Recollections of growing up in North Watford in the 1920s
I was born [in 1921] at 22 Lowestoft Road, Watford in Hertfordshire, in the house where my father had been born in 1894. The houses in Lowestoft Road, Watford, were first occupied in 1892. Number 22 was slightly larger than the others in the terrace because the upstairs area went over the alley on one side of the house.
Lighting was by coal gas, and quite a good light came from the mantles in glass globes. The light was controlled by chains from the ceiling fitting. In the scullery the only light was from a naked flame from a "fish tail" burner. Cooking was done on a coal fire range in the living room and this stove was the main source of heating too, and it seemed to me that it was constantly being cleaned to keep the bright parts burnished and the rest rubbed with Zebo blacking. The front room was always kept clean but only used for when we had visitors. There was no bathroom and the only lavatory was a closet with an entrance from the yard.
At that time there were still street traders. Milk was delivered from a churn on a handcart, and the milkman filled his customer's jug using a dipper to measure the amount. A cart of red painted wicker was used by the postman. There was still a muffin-man with a handbell, and a man who we called "Old Cods Head" who may have been a fishmonger, but it is more likely that the "cods' heads" he shouted about were cat food.

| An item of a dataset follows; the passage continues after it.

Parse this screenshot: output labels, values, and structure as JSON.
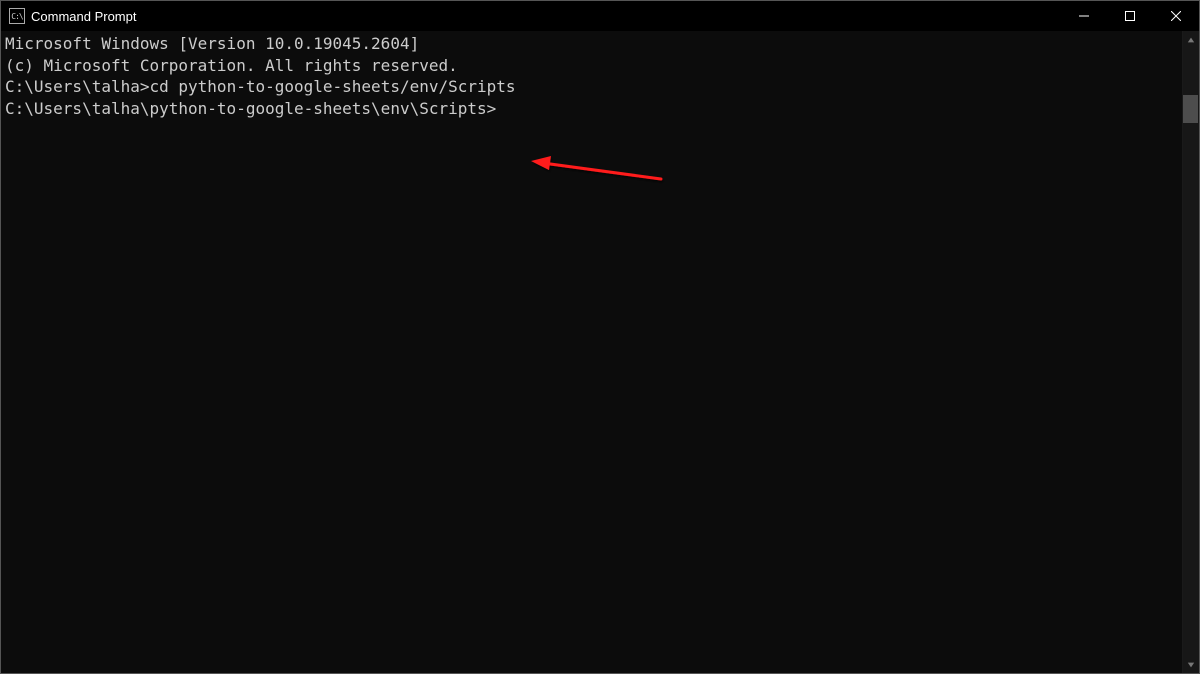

Some evenings, Mum would take me to Watford Junction railway station to meet Dad returning from work. I would stand with my hands gripped to the sooty railings, alongside the Bridle Path, and through them I would watch the trains. After dark the express locomotives would roar by, trailing a shower of burning cinders and with the glare of the firebox lighting up the smoke and steam.
Unemployed servicemen, many of them crippled in the recent war, 'sold' matches in the streets. On one occasion I was given money to hand to one such man and I took a box of matches from his tray. I didn't know that the matches were just for show and I was very embarrassed when people laughed at me.
I started school in September 1926, at Callow Land Mixed Infants School in Leavesden Road, Watford. It was between Lowestoft Road and St Albans Road, just a short walk from home. All I can remember of the school is the assembly hall with, at one end, a large carved wooden rocking horse. There I learned to read and write. My arithmetic was rather basic, and consisted mainly of learning the "times table" by rote.
The Jones family's link with our rural past was broken when my grandfather died. No longer did we have the horse and trap (Nobbler, an unbroken stallion would end his days in a field at Warlingham) and gone was the small holding in North Watford. But at 22 Lowestoft Road there were chickens to be fed and eggs collected, and I called the fan-tailed pigeons mine and ate their eggs.
I progressed from Mixed Infants and started at Callowland Boys School, which was also in Leavesden Road and still only a short walking distance from home. It was between Shakespeare Street and Acme Road. I did fairly well in most subjects and enjoyed art and woodwork. Woodwork classes were held in a large wooden building in the school yard. In my imagination I can still smell the odour of hoof and horn glue, which was kept hot in a double boiler on the stove. The heady whiff of French polish I remember too.
In 1929 we moved to a new house. 74 Bushey Mill Crescent, Watford, had just been built and cost us a little over £700. For the first time we had electric light in our home, and by putting an adaptor into the bulb socket Mum could now have an electric iron. Connected the same way was a transformer, called an ECKO Eliminator, which replaced the high tension battery for the wireless. This house also had a bath with a gas geyser to heat the water. We also had the luxury of an inside lavatory.
When time came to sit the examination for secondary school education, the Eleven Plus, I failed. Most children were able to try again but I was 12 years old before the next examinations, which disqualified me. So next I attended Alexandra School which is between Ridge Street and Judge Street in North Watford. Unlike my previous school, Callow Land, it was for both boys and girls. Most of the time there I was in Mr Camburn's class and he was a good teacher who expected hard work, but it was the happiest of my school days. I should have left school at 14 years of age but due to high unemployment I was advised to remain at school.
Author: Bob Jones (selected extracts from his memoirs)
- Jones, Bob; Bob's Memoirs — 1920s
[Added by Glen: 11:43pm 13 Apr 2009]